“Releasing Jose ‘Catano’ Jorge from jail with no meaningful restrictions is deeply disturbing,” her spokeswoman said in a statement. “He is charged with selling lethal fentanyl and was recorded bragging that a customer’s death is good for business.”
She added that in the middle of an opioid epidemic, New York is now requiring the immediate release of people charged with high volume fentanyl and heroin sales, “regardless of ties to foreign countries, access to lots of money, and lengthy sentences they could face.”
At his court hearing this month, Jorge’s defense attorney said his client “understands his responsibility to come to court… He takes these charges very seriously.”
When the new bail law goes into effect in January, defendants like Jorge will be eligible for pre-trial supervision to make sure they keep returning to court. But no supervision was ordered for Jorge because of a technicality.

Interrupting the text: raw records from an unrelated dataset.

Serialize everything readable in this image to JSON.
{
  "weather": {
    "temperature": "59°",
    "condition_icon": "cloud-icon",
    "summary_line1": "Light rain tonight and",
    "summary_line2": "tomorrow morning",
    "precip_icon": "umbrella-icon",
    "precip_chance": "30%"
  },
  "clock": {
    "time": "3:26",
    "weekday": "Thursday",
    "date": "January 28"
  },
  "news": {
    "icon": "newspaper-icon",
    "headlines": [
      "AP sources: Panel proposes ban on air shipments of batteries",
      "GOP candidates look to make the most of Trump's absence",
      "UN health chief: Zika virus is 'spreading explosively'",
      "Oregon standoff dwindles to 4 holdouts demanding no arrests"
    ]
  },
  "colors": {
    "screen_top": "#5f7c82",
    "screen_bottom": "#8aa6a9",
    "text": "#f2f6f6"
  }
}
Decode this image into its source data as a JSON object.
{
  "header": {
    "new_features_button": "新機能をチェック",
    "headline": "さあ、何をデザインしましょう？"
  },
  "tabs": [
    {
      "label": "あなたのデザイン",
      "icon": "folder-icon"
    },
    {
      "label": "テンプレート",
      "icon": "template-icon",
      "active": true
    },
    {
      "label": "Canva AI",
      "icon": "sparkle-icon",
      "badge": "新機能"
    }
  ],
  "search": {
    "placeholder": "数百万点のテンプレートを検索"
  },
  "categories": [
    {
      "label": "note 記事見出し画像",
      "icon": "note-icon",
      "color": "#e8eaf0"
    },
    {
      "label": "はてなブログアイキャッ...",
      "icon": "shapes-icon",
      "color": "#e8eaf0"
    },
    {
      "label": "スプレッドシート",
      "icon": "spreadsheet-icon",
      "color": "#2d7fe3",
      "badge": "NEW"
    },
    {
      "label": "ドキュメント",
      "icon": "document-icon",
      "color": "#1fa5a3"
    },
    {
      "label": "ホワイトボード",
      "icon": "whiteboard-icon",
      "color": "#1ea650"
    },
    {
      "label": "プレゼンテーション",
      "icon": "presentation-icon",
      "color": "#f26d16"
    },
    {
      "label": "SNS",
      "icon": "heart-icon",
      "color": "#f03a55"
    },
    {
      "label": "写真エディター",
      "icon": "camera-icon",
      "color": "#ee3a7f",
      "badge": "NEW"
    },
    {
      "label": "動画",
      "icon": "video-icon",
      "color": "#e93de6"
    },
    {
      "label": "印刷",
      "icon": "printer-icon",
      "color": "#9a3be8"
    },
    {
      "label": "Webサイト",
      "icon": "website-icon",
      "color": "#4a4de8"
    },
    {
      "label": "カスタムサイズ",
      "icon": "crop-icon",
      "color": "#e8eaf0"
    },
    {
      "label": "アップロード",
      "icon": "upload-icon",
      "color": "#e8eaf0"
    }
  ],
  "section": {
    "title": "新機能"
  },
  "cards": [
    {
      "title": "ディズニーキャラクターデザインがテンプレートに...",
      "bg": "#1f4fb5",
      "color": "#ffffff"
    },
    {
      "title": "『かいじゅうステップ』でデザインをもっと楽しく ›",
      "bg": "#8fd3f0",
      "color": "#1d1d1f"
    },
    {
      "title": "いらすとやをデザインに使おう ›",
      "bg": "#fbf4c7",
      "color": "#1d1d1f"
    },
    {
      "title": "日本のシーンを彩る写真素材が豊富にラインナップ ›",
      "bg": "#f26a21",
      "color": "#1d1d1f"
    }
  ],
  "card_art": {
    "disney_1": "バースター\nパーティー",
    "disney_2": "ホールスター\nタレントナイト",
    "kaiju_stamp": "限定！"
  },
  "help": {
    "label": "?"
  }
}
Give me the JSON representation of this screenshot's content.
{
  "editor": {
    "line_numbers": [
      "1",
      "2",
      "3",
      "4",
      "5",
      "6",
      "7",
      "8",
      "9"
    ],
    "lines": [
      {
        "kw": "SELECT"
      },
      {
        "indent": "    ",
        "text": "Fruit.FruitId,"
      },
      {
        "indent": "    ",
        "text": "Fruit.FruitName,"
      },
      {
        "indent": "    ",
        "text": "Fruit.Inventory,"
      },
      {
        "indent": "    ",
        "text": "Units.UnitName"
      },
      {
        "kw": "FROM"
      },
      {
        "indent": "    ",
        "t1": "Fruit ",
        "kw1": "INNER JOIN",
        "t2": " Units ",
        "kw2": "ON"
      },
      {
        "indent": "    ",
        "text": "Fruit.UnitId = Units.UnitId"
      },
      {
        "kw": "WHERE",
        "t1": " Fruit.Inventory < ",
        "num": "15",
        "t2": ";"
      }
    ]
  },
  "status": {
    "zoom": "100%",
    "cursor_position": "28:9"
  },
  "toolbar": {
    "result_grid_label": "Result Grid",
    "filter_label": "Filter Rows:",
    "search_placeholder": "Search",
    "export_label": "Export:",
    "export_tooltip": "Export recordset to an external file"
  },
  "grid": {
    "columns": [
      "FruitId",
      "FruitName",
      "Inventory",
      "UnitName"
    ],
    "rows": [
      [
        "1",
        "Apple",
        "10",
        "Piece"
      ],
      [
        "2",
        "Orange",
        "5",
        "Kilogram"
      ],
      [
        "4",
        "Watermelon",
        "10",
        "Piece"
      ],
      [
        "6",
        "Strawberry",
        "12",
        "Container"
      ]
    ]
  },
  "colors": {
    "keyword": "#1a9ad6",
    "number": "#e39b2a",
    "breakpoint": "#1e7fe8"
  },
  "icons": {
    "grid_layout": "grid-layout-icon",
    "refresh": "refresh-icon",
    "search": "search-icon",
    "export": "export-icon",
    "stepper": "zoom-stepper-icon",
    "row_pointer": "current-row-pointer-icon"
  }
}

Although judges began reviewing cases in November, the city is not expanding its supervised release program until December 1st.
The city has an existing program, but Colby Hamilton, a spokesman for the Mayor’s Office of Criminal Justice, said it can’t accommodate defendants facing more serious charges until enhancements are made next month, including extra services and counseling. The city is spending $37.4 million on supervised release in the current fiscal year. That amount will soar to more than $116 million in fiscal year 2021 thanks to help from the Manhattan District Attorney’s office, which is using funds recovered from the investigations of major banks.
Prior to the program’s expansion on December 1st, Hamilton said judges “have a full array of options available under the law now,” such as holding someone in jail right until the bail laws change.
Critics of the new laws, including prosecutors, are calling on Albany to revise them before January. One bipartisan proposal would allow judges to look at past convictions and arrest records so they can still set bail at their discretion. But the legislature would have to convene again before January to pass such a change.